My first ever picture, from Switzerland, taken many years ago!

Parnassius mnemosyne distribution

Distribution

The clouded Apollo is commoner than the Apollo in my region of the Alps, though in general it is a scarcer butterfly. I have also seen it in the Pyrenees. It flies typically in June and July in a shorter flight season than its cousins, the Apollo and small Apollo.

In flight it resembles the black-veined white but is quite distinctive when seen settled. Black-veined whites lack any black spots on the wings. Unlike the Apollo and small Apollo, the clouded Apollo lacks any red, making it equally easy to distinguish from them too. Like all apollos, it has characteristically translucent areas at the wing tips, making it less conspicuous at rest than you might imagine.
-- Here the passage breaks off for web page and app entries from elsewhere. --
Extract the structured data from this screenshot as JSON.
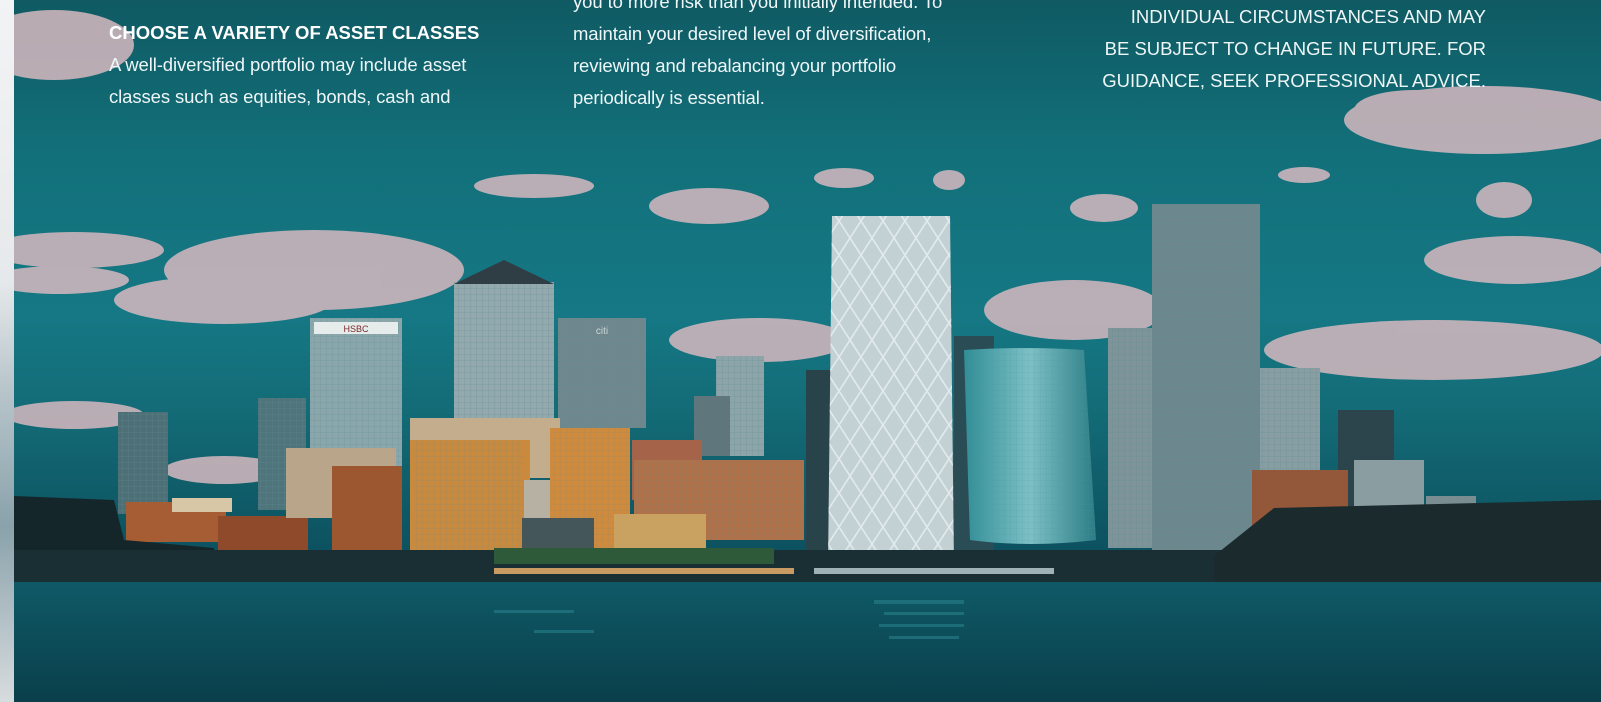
{
  "column_left": {
    "heading": "CHOOSE A VARIETY OF ASSET CLASSES",
    "lines": [
      "A well-diversified portfolio may include asset",
      "classes such as equities, bonds, cash and"
    ]
  },
  "column_middle": {
    "lines": [
      "you to more risk than you initially intended. To",
      "maintain your desired level of diversification,",
      "reviewing and rebalancing your portfolio",
      "periodically is essential."
    ]
  },
  "column_right": {
    "lines": [
      "INDIVIDUAL CIRCUMSTANCES AND MAY",
      "BE SUBJECT TO CHANGE IN FUTURE. FOR",
      "GUIDANCE, SEEK PROFESSIONAL ADVICE."
    ]
  },
  "photo": {
    "subject": "city-skyline-photo",
    "building_signs": [
      "HSBC",
      "citi"
    ]
  },
  "colors": {
    "sky_teal": "#157884",
    "water_teal": "#0b4a57",
    "text": "#eef6f7"
  }
}
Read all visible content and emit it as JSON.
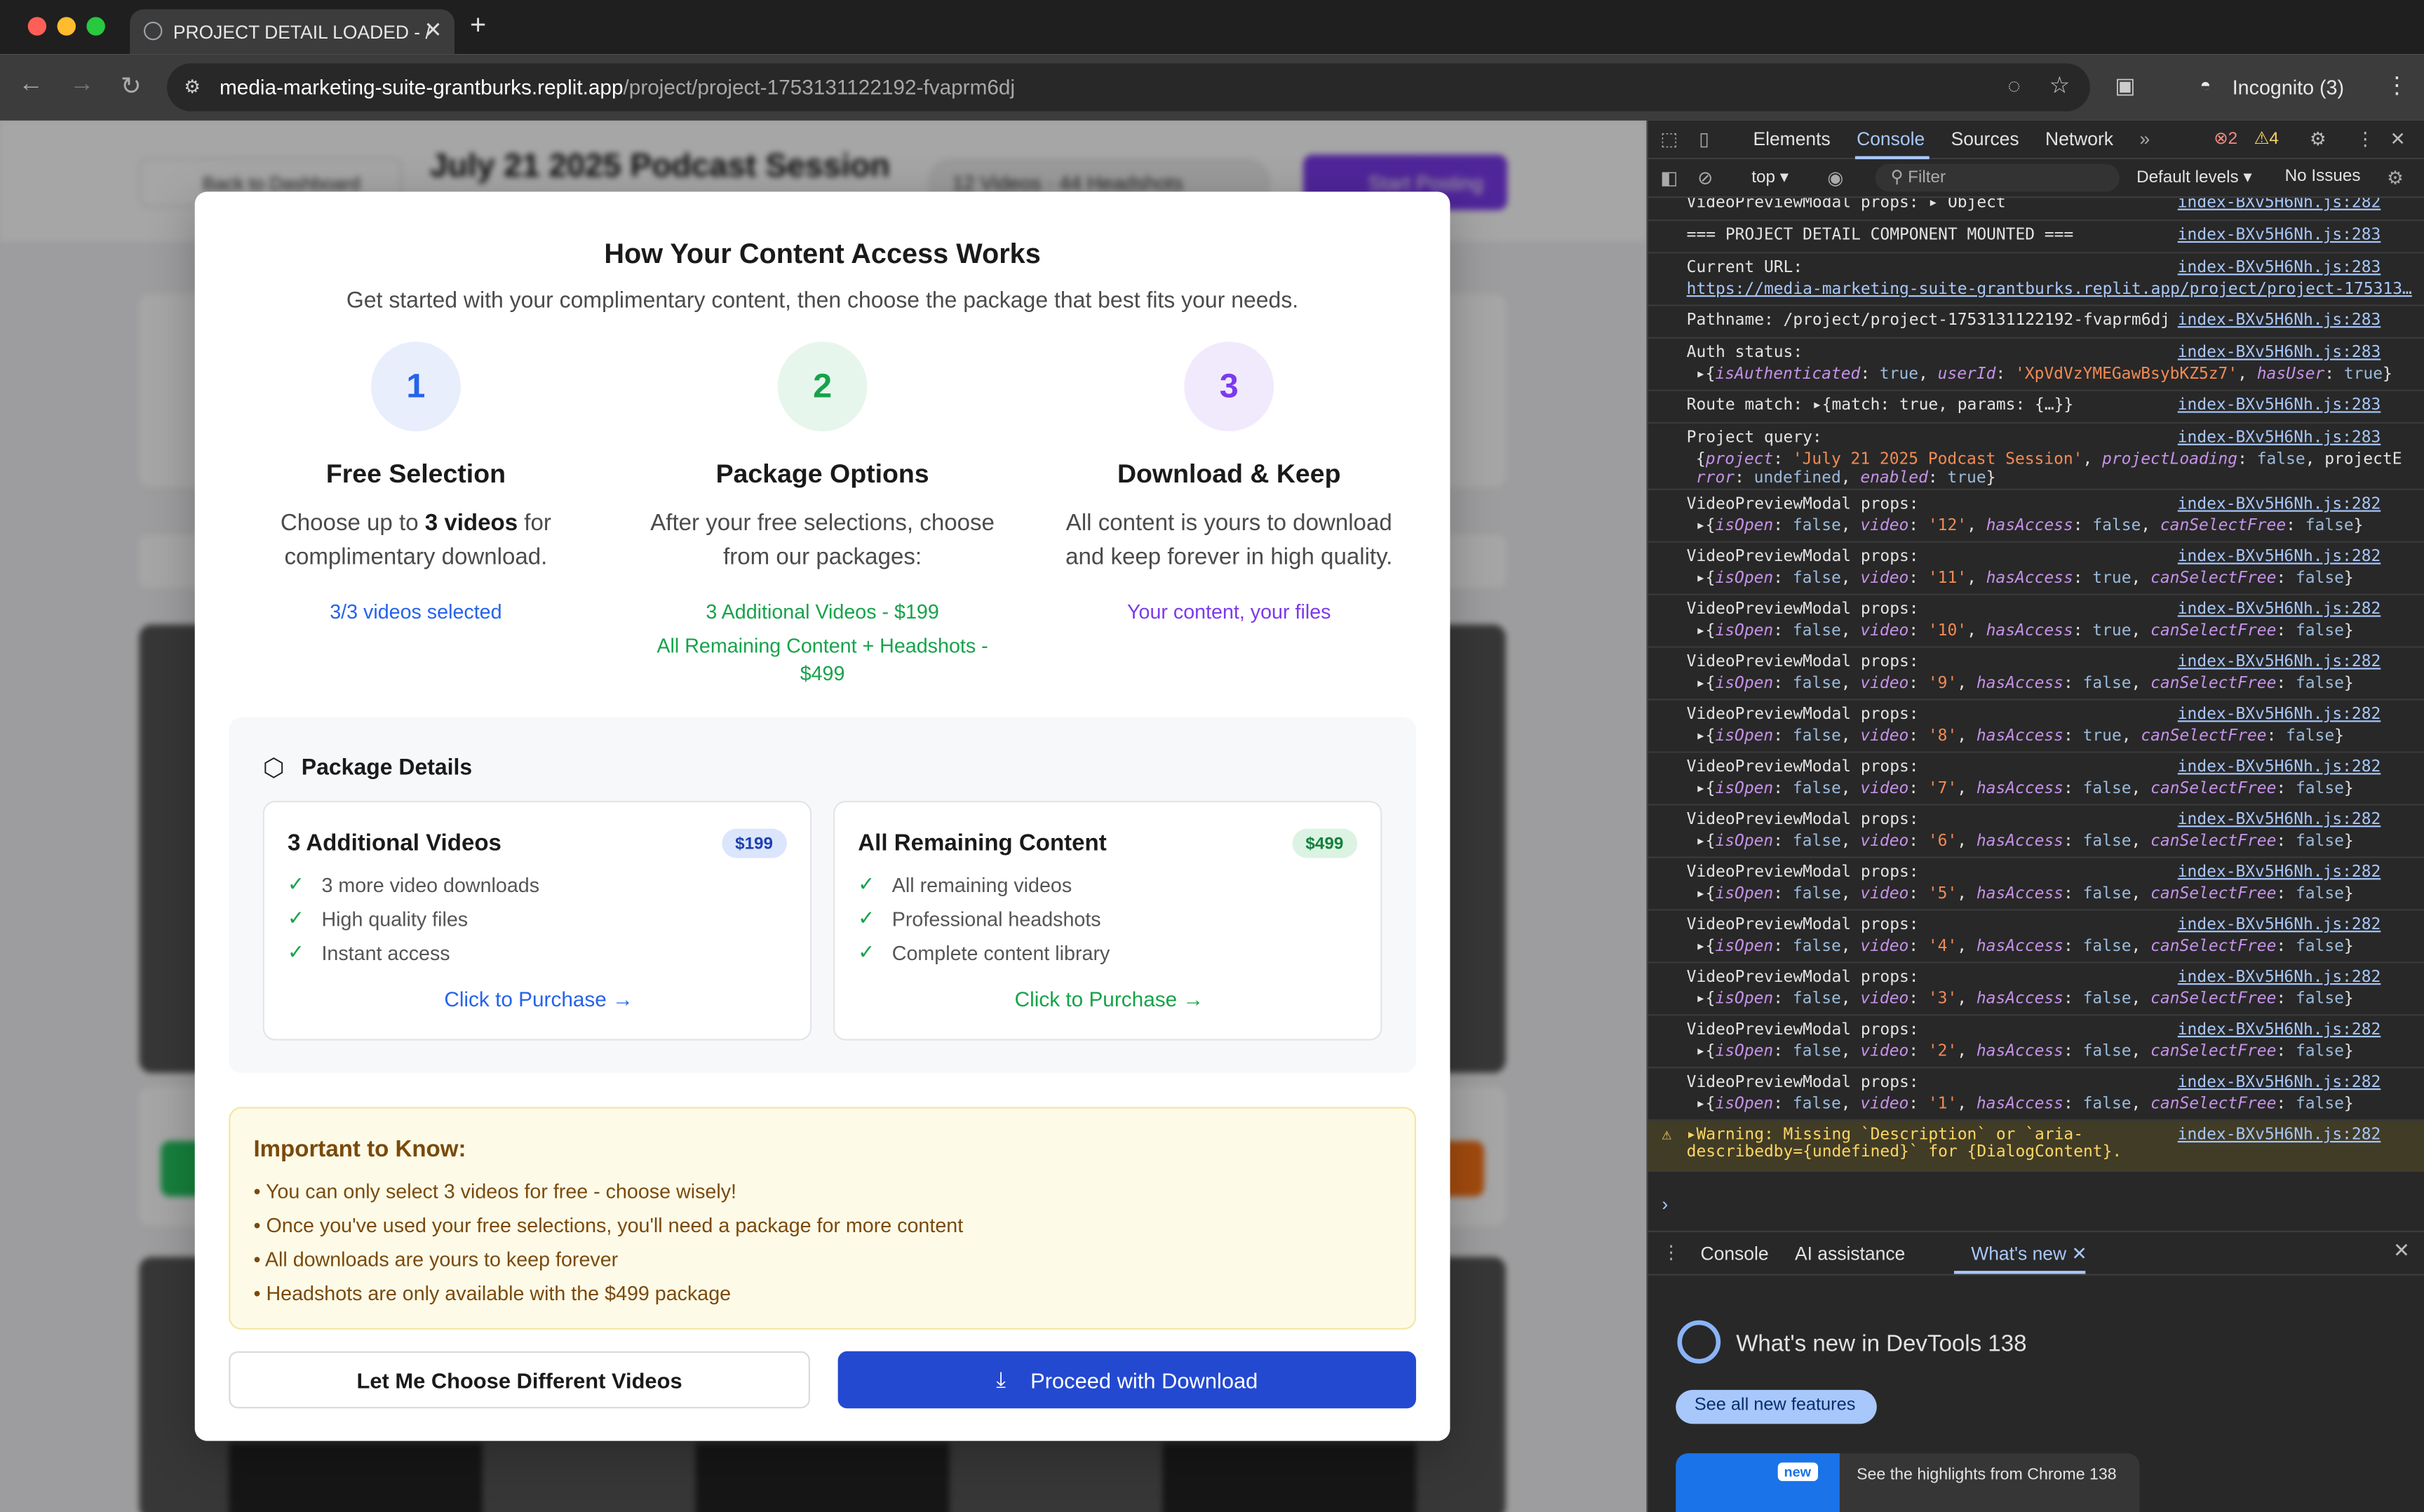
{
  "browser": {
    "tab_title": "PROJECT DETAIL LOADED - /",
    "url_host": "media-marketing-suite-grantburks.replit.app",
    "url_path": "/project/project-1753131122192-fvaprm6dj",
    "incognito_label": "Incognito (3)"
  },
  "background_page": {
    "back_label": "Back to Dashboard",
    "title": "July 21 2025 Podcast Session",
    "stats": "12 Videos · 44 Headshots",
    "action": "Start Posting"
  },
  "modal": {
    "title": "How Your Content Access Works",
    "subtitle": "Get started with your complimentary content, then choose the package that best fits your needs.",
    "steps": [
      {
        "num": "1",
        "title": "Free Selection",
        "desc_pre": "Choose up to ",
        "desc_bold": "3 videos",
        "desc_post": " for complimentary download.",
        "note": "3/3 videos selected",
        "color": "#2563eb",
        "bg": "#e8eefc"
      },
      {
        "num": "2",
        "title": "Package Options",
        "desc": "After your free selections, choose from our packages:",
        "note1": "3 Additional Videos - $199",
        "note2": "All Remaining Content + Headshots - $499",
        "color": "#16a34a",
        "bg": "#e7f6ec"
      },
      {
        "num": "3",
        "title": "Download & Keep",
        "desc": "All content is yours to download and keep forever in high quality.",
        "note": "Your content, your files",
        "color": "#7c3aed",
        "bg": "#f1eafd"
      }
    ],
    "package_details_title": "Package Details",
    "packages": [
      {
        "name": "3 Additional Videos",
        "price": "$199",
        "features": [
          "3 more video downloads",
          "High quality files",
          "Instant access"
        ],
        "cta": "Click to Purchase →"
      },
      {
        "name": "All Remaining Content",
        "price": "$499",
        "features": [
          "All remaining videos",
          "Professional headshots",
          "Complete content library"
        ],
        "cta": "Click to Purchase →"
      }
    ],
    "important_title": "Important to Know:",
    "important_items": [
      "• You can only select 3 videos for free - choose wisely!",
      "• Once you've used your free selections, you'll need a package for more content",
      "• All downloads are yours to keep forever",
      "• Headshots are only available with the $499 package"
    ],
    "btn_choose": "Let Me Choose Different Videos",
    "btn_proceed": "Proceed with Download"
  },
  "devtools": {
    "tabs": [
      "Elements",
      "Console",
      "Sources",
      "Network"
    ],
    "errors": "2",
    "warnings": "4",
    "context": "top",
    "filter_placeholder": "Filter",
    "levels": "Default levels ▾",
    "issues": "No Issues",
    "drawer_tabs": [
      "Console",
      "AI assistance",
      "What's new"
    ],
    "whats_new_title": "What's new in DevTools 138",
    "see_all": "See all new features",
    "highlights": "See the highlights from Chrome 138",
    "new_badge": "new",
    "logs": [
      {
        "l1": "VideoPreviewModal props:  ▸ Object",
        "src": "index-BXv5H6Nh.js:282"
      },
      {
        "l1": "=== PROJECT DETAIL COMPONENT MOUNTED ===",
        "src": "index-BXv5H6Nh.js:283"
      },
      {
        "l1": "Current URL:",
        "l2": "https://media-marketing-suite-grantburks.replit.app/project/project-175313…",
        "src": "index-BXv5H6Nh.js:283"
      },
      {
        "l1": "Pathname: /project/project-1753131122192-fvaprm6dj",
        "src": "index-BXv5H6Nh.js:283"
      },
      {
        "l1": "Auth status:",
        "l2": "▸{isAuthenticated: true, userId: 'XpVdVzYMEGawBsybKZ5z7', hasUser: true}",
        "src": "index-BXv5H6Nh.js:283"
      },
      {
        "l1": "Route match:  ▸{match: true, params: {…}}",
        "src": "index-BXv5H6Nh.js:283"
      },
      {
        "l1": "Project query:",
        "l2": "{project: 'July 21 2025 Podcast Session', projectLoading: false, projectE",
        "l3": "rror: undefined, enabled: true}",
        "src": "index-BXv5H6Nh.js:283"
      },
      {
        "l1": "VideoPreviewModal props:",
        "l2": "▸{isOpen: false, video: '12', hasAccess: false, canSelectFree: false}",
        "src": "index-BXv5H6Nh.js:282"
      },
      {
        "l1": "VideoPreviewModal props:",
        "l2": "▸{isOpen: false, video: '11', hasAccess: true, canSelectFree: false}",
        "src": "index-BXv5H6Nh.js:282"
      },
      {
        "l1": "VideoPreviewModal props:",
        "l2": "▸{isOpen: false, video: '10', hasAccess: true, canSelectFree: false}",
        "src": "index-BXv5H6Nh.js:282"
      },
      {
        "l1": "VideoPreviewModal props:",
        "l2": "▸{isOpen: false, video: '9', hasAccess: false, canSelectFree: false}",
        "src": "index-BXv5H6Nh.js:282"
      },
      {
        "l1": "VideoPreviewModal props:",
        "l2": "▸{isOpen: false, video: '8', hasAccess: true, canSelectFree: false}",
        "src": "index-BXv5H6Nh.js:282"
      },
      {
        "l1": "VideoPreviewModal props:",
        "l2": "▸{isOpen: false, video: '7', hasAccess: false, canSelectFree: false}",
        "src": "index-BXv5H6Nh.js:282"
      },
      {
        "l1": "VideoPreviewModal props:",
        "l2": "▸{isOpen: false, video: '6', hasAccess: false, canSelectFree: false}",
        "src": "index-BXv5H6Nh.js:282"
      },
      {
        "l1": "VideoPreviewModal props:",
        "l2": "▸{isOpen: false, video: '5', hasAccess: false, canSelectFree: false}",
        "src": "index-BXv5H6Nh.js:282"
      },
      {
        "l1": "VideoPreviewModal props:",
        "l2": "▸{isOpen: false, video: '4', hasAccess: false, canSelectFree: false}",
        "src": "index-BXv5H6Nh.js:282"
      },
      {
        "l1": "VideoPreviewModal props:",
        "l2": "▸{isOpen: false, video: '3', hasAccess: false, canSelectFree: false}",
        "src": "index-BXv5H6Nh.js:282"
      },
      {
        "l1": "VideoPreviewModal props:",
        "l2": "▸{isOpen: false, video: '2', hasAccess: false, canSelectFree: false}",
        "src": "index-BXv5H6Nh.js:282"
      },
      {
        "l1": "VideoPreviewModal props:",
        "l2": "▸{isOpen: false, video: '1', hasAccess: false, canSelectFree: false}",
        "src": "index-BXv5H6Nh.js:282"
      }
    ],
    "warning_l1": "▸Warning: Missing `Description` or `aria-",
    "warning_l2": "describedby={undefined}` for {DialogContent}.",
    "warning_src": "index-BXv5H6Nh.js:282"
  }
}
This is a difficult butterfly to approach closely, being very wary and capable of zooming off a considerable distance - usually over a steep slope - without any effort. It does stop frequently, though, and the photographer's best opportunities are on mixed cloudy/sunny days when advantage can be taken of the cloudy spells. The larvae feed on various species of Corydalis, hibernating fully formed in the egg and developing the following spring. For this reason, the date of its emergence depend strongly on when the winter snow melts.